City officials want to hear from you on policing changes

Community meetings being held in April and May

City officials say they could be nearing a transition away from having police officers deal with issues like mental health calls.

San Antonio – San Antonio could be heading for a shift in policing, but top city officials say they need public input to get there.

During the FY 2021 budget process, when some residents were loudly calling for changes to the San Antonio Police Department and its budget, City Manger Erik Walsh pushed for a review of the city’s policing model and to what kind of calls residents want officers responding. While that review process, which is underway, could lead to changes, Walsh says they would not lead to a reduction in officers, and it “is not a plan to defund the police.”

“Will it have an impact on the police department budget? Maybe. Will it have an impact on maybe what officers do on a daily basis?
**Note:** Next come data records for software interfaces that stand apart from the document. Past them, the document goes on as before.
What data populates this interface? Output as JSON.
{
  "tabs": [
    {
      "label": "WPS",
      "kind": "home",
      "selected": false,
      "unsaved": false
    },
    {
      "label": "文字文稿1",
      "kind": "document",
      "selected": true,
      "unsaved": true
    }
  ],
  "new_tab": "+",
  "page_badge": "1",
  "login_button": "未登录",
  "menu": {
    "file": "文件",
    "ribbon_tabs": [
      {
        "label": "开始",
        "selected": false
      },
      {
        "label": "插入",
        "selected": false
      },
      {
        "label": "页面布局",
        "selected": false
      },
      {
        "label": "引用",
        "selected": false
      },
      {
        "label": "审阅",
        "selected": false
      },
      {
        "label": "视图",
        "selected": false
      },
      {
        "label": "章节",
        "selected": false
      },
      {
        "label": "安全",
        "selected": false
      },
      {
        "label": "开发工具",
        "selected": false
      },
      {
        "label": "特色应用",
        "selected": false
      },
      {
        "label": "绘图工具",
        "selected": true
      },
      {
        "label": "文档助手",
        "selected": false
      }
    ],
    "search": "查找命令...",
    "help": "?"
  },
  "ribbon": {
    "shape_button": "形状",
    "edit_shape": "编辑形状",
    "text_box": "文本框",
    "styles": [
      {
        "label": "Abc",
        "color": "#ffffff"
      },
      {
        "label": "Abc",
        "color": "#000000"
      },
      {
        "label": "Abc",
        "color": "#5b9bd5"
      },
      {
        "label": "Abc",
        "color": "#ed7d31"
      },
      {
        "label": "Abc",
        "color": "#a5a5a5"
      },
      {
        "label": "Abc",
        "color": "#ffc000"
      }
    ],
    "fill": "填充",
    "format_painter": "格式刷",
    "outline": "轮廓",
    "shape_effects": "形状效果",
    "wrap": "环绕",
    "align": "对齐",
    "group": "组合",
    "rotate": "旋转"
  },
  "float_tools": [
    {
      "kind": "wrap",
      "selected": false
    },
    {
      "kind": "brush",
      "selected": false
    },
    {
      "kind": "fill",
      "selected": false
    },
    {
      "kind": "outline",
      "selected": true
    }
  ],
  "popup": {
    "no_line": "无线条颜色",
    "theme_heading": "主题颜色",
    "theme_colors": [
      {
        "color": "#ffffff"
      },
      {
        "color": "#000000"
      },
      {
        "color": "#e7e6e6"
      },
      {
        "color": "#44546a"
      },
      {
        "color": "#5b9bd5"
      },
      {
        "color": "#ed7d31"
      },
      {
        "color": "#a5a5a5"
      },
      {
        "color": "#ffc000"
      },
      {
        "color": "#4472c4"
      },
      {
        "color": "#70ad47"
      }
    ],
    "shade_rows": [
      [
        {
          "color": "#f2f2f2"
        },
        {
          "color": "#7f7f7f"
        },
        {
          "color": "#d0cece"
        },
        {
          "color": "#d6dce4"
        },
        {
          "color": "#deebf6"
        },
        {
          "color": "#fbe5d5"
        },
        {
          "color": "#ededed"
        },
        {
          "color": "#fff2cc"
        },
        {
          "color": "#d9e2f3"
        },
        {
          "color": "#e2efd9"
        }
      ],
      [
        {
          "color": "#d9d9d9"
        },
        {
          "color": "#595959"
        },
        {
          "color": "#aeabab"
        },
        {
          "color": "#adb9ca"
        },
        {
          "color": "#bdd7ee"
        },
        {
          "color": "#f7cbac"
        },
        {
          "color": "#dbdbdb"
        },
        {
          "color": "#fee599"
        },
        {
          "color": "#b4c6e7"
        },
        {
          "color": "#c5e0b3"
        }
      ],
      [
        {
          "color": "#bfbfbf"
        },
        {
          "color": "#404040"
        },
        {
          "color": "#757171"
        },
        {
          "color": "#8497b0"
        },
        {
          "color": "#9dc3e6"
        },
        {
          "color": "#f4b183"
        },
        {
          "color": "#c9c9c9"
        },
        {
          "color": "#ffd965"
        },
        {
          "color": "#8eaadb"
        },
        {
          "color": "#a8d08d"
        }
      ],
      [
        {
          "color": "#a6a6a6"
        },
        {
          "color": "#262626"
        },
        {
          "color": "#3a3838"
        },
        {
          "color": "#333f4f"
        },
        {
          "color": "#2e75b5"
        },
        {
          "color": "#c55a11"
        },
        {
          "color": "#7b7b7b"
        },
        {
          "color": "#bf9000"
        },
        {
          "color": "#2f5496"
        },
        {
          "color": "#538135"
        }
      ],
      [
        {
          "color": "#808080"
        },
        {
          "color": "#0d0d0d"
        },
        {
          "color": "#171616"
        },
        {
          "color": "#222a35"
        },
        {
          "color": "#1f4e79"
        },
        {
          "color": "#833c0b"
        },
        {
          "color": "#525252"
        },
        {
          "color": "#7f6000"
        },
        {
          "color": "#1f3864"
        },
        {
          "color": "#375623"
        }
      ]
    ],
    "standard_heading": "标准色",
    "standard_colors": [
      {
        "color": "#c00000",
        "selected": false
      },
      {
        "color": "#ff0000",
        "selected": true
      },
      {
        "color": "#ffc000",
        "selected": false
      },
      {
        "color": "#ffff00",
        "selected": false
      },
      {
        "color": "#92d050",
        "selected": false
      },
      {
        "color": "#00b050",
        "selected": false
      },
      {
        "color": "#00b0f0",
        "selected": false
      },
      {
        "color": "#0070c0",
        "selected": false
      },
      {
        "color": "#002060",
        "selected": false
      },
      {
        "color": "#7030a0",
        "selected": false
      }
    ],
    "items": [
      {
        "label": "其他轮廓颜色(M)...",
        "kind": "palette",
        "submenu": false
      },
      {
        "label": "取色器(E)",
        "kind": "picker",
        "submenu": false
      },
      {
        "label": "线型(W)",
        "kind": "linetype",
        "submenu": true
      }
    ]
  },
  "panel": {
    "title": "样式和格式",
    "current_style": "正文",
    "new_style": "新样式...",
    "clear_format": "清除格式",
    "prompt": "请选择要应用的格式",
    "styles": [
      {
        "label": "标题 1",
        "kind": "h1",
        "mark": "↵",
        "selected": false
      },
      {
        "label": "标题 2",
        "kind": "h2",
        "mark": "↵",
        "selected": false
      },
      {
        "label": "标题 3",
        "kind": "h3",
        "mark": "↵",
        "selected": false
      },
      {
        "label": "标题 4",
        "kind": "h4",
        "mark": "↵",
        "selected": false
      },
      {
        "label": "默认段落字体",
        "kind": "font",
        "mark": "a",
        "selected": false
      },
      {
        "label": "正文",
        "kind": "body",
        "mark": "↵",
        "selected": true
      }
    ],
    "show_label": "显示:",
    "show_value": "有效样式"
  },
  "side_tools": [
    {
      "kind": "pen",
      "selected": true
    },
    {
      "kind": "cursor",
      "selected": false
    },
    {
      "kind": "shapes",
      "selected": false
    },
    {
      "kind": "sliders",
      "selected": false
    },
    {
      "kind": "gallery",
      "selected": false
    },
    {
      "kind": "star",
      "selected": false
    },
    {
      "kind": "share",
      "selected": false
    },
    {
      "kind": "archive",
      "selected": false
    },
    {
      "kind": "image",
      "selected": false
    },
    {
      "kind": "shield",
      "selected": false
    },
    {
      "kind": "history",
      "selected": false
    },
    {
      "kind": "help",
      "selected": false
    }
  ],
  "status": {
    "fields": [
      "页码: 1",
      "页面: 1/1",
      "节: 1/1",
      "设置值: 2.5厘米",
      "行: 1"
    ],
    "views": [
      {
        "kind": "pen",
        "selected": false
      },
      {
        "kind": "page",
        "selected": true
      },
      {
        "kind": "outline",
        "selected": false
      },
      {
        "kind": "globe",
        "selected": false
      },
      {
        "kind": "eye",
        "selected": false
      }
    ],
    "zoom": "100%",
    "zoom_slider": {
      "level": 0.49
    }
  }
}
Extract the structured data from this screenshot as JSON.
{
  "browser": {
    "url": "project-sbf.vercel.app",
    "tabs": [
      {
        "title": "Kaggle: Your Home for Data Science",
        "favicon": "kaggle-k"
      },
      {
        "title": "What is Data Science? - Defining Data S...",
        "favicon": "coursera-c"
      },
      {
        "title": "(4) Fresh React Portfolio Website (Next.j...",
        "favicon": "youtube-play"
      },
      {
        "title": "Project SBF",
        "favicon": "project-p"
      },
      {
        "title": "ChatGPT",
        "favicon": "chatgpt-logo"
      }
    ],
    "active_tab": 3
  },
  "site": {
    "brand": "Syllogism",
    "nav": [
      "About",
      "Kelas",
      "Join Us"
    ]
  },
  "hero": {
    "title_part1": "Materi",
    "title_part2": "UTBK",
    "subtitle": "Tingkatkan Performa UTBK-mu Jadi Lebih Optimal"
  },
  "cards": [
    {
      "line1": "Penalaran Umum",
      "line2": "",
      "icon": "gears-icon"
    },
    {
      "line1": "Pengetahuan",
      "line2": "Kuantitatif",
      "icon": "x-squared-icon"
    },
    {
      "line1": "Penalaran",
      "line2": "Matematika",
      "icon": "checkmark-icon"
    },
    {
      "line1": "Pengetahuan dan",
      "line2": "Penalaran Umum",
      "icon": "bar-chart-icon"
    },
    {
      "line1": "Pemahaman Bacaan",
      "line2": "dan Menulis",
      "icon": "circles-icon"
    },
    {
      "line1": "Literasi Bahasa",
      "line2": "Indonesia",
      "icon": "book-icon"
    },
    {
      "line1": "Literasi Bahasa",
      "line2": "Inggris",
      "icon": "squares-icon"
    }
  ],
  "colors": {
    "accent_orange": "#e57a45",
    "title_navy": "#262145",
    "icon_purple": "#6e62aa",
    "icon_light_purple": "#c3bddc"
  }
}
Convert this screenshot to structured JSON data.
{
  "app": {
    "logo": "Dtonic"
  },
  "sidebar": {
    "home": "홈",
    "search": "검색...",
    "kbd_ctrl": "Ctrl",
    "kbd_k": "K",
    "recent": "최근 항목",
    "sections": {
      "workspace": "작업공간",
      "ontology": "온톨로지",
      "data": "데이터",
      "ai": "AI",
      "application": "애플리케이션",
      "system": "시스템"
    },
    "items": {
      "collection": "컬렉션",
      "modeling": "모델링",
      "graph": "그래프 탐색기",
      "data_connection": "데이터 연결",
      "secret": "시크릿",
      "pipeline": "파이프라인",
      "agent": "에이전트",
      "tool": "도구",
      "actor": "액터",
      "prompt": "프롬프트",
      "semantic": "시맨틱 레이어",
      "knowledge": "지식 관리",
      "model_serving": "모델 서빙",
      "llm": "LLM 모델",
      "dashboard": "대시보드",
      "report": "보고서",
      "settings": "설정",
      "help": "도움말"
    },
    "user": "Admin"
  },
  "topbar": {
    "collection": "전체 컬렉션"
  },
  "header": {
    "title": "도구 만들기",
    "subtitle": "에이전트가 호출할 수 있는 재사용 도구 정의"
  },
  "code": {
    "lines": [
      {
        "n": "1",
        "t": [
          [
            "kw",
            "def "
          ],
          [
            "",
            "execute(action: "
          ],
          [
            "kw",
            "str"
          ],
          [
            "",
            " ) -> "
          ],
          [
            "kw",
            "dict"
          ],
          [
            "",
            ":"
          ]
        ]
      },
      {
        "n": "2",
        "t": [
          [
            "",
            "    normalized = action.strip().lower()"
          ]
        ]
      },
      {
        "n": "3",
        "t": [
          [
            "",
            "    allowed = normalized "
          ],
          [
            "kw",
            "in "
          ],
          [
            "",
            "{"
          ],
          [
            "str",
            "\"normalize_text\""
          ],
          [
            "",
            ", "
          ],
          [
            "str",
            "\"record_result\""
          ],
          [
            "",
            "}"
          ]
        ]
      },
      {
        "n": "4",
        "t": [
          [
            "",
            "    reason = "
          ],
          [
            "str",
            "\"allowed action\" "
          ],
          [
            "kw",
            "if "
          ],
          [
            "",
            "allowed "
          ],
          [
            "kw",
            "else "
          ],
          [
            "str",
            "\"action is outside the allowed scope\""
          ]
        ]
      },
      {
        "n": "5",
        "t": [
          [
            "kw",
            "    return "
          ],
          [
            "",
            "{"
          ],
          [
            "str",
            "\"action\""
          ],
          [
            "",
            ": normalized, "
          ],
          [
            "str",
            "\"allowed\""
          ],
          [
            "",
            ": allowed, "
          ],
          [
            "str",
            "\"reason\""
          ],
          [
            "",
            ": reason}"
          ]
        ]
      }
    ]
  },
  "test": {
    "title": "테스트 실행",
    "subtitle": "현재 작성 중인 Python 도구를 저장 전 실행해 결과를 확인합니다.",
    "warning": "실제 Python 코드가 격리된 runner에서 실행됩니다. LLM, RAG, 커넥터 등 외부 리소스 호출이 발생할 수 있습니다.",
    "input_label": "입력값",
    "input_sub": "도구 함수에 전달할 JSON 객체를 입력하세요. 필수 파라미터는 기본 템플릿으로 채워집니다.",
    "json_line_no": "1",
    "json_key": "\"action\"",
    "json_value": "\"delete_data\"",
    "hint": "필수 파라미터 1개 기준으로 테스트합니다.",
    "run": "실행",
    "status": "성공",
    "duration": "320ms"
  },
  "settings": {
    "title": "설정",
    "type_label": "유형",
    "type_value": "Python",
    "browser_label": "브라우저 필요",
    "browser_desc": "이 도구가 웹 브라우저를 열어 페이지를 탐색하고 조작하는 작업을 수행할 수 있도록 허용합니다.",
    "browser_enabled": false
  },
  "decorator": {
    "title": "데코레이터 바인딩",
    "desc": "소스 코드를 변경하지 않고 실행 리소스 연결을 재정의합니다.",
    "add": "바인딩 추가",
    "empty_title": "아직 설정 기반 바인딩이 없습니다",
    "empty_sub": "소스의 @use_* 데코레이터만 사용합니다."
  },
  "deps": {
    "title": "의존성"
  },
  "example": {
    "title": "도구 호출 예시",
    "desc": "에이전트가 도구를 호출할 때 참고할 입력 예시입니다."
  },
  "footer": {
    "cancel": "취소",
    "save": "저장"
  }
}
Maybe,” Walsh said, in a briefing with reporters on Tuesday.

What changes may come remains to be seen, and could depend on what city officials hear during a series of more than 20 community meetings going on in April and May.

The city conducted a survey among residents regarding their feelings about the department, their feelings of safety, and their expectations for SAPD. The community meetings are an opportunity for more nuanced discussion and feedback.

They’re also a chance to help narrow down the scope of reforms that city officials will eventually suggest to city council members.

The survey results found that respondents were most open to putting the police into a shared or supporting roll for calls in six areas: graffiti, animal issues, parking violations, enforcement of public health orders, fireworks, and mental health or substance abuse issues not involving a weapon.

First, we want to figure out what the top two are, and once we have those, then we’ll sit together and try to figure out what is a and alternative response that that has the police officers as a backup,” said Assistant City Manager Colleen Bridger.

Survey respondents rated calls for things like graffiti, animal issues, parking violations, enforcement of public health orders, fireworks, and mental health or substance abuse issues not involving a weapon as areas where SAPD officers could take a "shared" or "backup" level of responsibility.

Bridger said they are also holding meetings with shareholders on three specific issues: homelessness, mental health, and domestic violence.

“So we want to get input from these key stakeholders about ‘if we were to completely redo how we respond to these three big problems, how would we do it?’ Let’s start with a blank slate and let’s try to figure out what’s the best way to respond to these really gnarly problems,” Bridger said.

City officials said they planned to talk with police officers, as well.

The city also commissioned a study on the types of 911 calls SAPD officers respond to, the results of which will be presented to the Public Safety Committee next week.

Staff say they would like to present the findings on the community engagement portion to the committee in June.

About the Authors:

Garrett Brnger is a reporter with KSAT 12.